**MATERIAL PROVIDED:**

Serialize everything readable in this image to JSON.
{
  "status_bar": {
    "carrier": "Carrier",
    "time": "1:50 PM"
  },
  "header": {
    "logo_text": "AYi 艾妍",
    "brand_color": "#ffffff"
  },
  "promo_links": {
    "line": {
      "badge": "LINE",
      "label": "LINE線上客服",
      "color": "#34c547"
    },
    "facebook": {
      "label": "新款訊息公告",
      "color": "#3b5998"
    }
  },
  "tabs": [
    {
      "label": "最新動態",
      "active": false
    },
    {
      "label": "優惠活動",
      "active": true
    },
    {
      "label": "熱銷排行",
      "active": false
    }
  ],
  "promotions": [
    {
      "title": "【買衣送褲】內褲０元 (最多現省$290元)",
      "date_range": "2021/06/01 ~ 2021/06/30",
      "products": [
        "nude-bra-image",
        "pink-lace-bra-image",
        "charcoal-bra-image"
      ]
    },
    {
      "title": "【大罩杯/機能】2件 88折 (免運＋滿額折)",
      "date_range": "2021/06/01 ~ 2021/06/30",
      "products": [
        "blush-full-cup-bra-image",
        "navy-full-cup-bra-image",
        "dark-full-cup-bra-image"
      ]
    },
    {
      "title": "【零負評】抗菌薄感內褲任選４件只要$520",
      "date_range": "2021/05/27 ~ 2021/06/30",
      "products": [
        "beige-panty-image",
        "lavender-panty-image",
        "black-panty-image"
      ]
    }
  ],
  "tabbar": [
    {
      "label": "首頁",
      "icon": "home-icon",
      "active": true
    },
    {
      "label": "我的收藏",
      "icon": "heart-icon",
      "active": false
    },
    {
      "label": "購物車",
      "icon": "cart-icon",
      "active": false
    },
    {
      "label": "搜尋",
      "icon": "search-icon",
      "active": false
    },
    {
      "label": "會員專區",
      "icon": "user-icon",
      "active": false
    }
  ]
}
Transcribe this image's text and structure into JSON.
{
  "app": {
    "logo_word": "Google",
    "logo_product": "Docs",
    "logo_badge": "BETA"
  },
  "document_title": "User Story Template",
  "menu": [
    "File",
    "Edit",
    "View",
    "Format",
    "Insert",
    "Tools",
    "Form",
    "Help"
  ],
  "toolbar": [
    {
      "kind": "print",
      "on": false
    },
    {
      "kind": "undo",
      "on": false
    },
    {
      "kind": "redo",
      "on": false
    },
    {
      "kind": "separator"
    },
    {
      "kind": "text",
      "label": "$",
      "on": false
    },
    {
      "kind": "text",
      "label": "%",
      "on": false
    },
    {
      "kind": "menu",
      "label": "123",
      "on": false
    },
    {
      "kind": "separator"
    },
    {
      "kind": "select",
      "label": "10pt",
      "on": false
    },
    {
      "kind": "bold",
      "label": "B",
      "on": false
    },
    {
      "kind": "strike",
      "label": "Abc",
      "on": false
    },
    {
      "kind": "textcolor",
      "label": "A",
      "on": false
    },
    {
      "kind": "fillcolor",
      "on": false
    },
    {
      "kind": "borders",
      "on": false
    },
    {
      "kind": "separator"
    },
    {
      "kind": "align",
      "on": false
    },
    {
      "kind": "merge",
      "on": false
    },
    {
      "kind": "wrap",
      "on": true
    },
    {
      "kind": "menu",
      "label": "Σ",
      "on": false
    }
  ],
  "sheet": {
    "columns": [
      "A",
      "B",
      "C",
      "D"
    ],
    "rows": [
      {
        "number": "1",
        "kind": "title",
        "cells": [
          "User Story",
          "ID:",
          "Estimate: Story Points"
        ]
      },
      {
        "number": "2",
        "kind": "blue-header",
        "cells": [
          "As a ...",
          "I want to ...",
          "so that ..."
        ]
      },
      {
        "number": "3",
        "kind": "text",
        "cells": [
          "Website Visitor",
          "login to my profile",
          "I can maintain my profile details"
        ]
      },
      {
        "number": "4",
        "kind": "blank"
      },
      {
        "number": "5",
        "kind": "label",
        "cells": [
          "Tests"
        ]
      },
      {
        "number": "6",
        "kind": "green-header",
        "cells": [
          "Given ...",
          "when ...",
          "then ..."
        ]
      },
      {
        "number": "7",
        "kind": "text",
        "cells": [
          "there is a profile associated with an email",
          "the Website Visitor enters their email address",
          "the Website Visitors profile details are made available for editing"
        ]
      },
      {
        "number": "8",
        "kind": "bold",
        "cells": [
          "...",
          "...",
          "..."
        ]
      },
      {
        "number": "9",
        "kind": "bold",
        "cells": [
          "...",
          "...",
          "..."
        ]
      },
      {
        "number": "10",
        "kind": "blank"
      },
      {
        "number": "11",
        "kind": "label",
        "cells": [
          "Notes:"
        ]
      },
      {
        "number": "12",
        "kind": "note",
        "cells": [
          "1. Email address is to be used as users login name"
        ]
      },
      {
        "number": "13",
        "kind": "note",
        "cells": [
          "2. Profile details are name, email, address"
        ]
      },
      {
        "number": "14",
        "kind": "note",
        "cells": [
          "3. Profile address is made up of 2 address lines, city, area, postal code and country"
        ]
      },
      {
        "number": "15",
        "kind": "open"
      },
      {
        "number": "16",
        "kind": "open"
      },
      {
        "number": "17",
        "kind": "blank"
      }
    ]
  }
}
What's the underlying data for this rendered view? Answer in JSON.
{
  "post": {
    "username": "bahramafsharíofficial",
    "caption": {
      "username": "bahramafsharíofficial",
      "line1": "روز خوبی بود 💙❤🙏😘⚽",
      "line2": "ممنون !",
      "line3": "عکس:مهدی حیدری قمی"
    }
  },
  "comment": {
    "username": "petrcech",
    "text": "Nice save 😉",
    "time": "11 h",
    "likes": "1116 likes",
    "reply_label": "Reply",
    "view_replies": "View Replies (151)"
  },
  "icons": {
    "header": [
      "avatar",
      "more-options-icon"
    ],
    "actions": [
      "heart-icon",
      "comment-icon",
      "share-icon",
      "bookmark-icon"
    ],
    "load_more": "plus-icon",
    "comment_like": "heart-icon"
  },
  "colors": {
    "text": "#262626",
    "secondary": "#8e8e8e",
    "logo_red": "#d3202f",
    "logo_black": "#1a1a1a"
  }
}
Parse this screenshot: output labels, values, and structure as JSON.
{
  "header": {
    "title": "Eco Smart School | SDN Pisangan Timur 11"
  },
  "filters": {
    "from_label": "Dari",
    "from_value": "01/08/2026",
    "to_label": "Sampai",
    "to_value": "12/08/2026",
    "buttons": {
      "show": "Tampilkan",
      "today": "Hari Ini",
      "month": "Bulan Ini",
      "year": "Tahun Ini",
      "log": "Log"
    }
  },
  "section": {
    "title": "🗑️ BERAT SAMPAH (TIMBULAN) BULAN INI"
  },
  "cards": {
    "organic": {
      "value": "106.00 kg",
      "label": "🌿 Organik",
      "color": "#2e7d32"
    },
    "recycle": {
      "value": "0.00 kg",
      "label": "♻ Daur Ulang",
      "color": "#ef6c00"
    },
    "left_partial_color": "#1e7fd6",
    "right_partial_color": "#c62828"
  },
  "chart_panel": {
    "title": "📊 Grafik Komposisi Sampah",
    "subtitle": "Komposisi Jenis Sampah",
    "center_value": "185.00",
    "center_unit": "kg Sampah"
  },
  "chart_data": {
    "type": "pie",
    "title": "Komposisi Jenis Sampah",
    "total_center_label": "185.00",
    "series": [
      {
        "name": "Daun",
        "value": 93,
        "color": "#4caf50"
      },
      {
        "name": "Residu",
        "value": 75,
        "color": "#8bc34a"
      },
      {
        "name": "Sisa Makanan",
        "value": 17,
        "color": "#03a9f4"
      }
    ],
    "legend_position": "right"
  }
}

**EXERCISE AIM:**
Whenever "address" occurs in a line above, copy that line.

**WRITTEN ANSWER:**
          "the Website Visitor enters their email address",
          "1. Email address is to be used as users login name"
          "2. Profile details are name, email, address"
          "3. Profile address is made up of 2 address lines, city, area, postal code and country"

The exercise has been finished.